Pete Townshend Biography
Last updated: 02/12/2011 11:00:00 AM
Pete Townshend (born May 19, 1945) is a guitarist and songwriter of UK rock band The Who. He was known for his eccentric stage style, often interrupting concerts with lengthy introductions of songs, and sometimes smashing his guitar on stage. He currently resides in Richmond, UK. He is married to Karen Astley, daughter of composer Ted Astley, and has three children.
He was born in Ealing, London.
In 1962, Townshend and his art school friend John Entwistle founded their first band, The Confederates, a Dixieland duet featuring Townshend on banjo and Entwistle on horn. From this beginning they moved on to The Detours, a skiffle band fronted by then sheet-metal welder Roger Daltrey, which, under Townshend's leadership, would metamorphosize into The Who. Townshend was the primary songwriter for the group, writing over 100 songs which appeared on the band's 10 studio albums.

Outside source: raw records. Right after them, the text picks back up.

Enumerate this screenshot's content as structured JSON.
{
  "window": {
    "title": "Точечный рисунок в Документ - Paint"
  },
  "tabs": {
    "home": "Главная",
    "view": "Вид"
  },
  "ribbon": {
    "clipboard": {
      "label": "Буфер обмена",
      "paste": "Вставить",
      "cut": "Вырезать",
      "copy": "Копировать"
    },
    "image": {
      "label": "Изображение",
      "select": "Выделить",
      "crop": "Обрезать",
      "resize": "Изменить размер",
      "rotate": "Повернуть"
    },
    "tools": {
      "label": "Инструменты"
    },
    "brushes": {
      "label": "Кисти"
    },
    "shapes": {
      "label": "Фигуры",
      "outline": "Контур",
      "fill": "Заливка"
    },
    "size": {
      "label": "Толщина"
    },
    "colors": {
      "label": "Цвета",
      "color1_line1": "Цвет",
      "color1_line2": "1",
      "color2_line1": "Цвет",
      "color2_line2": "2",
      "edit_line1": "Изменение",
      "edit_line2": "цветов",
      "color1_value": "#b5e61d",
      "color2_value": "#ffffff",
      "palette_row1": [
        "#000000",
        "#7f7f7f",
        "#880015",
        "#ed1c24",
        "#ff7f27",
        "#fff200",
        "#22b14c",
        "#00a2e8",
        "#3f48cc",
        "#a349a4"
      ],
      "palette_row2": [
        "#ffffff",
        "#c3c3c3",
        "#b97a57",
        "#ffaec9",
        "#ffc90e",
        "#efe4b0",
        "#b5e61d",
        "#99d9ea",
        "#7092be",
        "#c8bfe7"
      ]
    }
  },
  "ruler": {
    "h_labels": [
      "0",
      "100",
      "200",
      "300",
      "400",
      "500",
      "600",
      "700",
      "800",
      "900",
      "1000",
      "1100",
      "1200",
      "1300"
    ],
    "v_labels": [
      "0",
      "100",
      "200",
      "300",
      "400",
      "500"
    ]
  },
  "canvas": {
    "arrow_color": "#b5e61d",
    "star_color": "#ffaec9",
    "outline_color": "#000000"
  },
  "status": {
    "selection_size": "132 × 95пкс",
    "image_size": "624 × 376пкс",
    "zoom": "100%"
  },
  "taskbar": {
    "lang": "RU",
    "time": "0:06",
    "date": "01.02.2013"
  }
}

A follower of the Indian religious guru Meher Baba, Townshend's faith, which blended elements of Buddhist and Sufist mysticism with conventional Christianity, was a major source of inspiration for many of his works, including the rock operas Tommy, Quadrophenia, and Lifehouse.
In addition to his work with the Who, Townshend was active as a solo artist. Beginning in 1969, he recorded 8 studio albums, as well as a trio of religious albums and a collaboration with Faces bassist and fellow Meher Baba devotee Ronnie Lane. He has also recorded eight live albums, including one featuring the short-lived supergroup Deep End. In 1984 Townshend published an anthology of short stories entitled Horse's Neck, and he is rumored to be writing an autobiography. In 1993 he and Des MacAnuff wrote and directed the Broadway adaptation of the Who album Tommy, as well as a less-succesful musical based on his solo album The Iron Man. MacAnuff would later adapt this musical into the animated film The Iron Giant.
In early January 2003, Townshend admitted having provided his credit card details to a commercial child pornography website, which he claimed to have done for research purposes. He made the admission in response to Operation Ore, a large child pornography operation which apparently had tracked Townshend's use of the website. He was cleared of all charges in May 2003, although he was placed on a national registry of sex offenders as a cautionary measure.
His research claims were bolstered by a document written by him, dating to January 2002 and once posted on his official website. In it, he describes the child pornography market on the Internet and police attempts to regulate possession, which he characterizes as a "witch hunt" that also catches innocent vigilantes.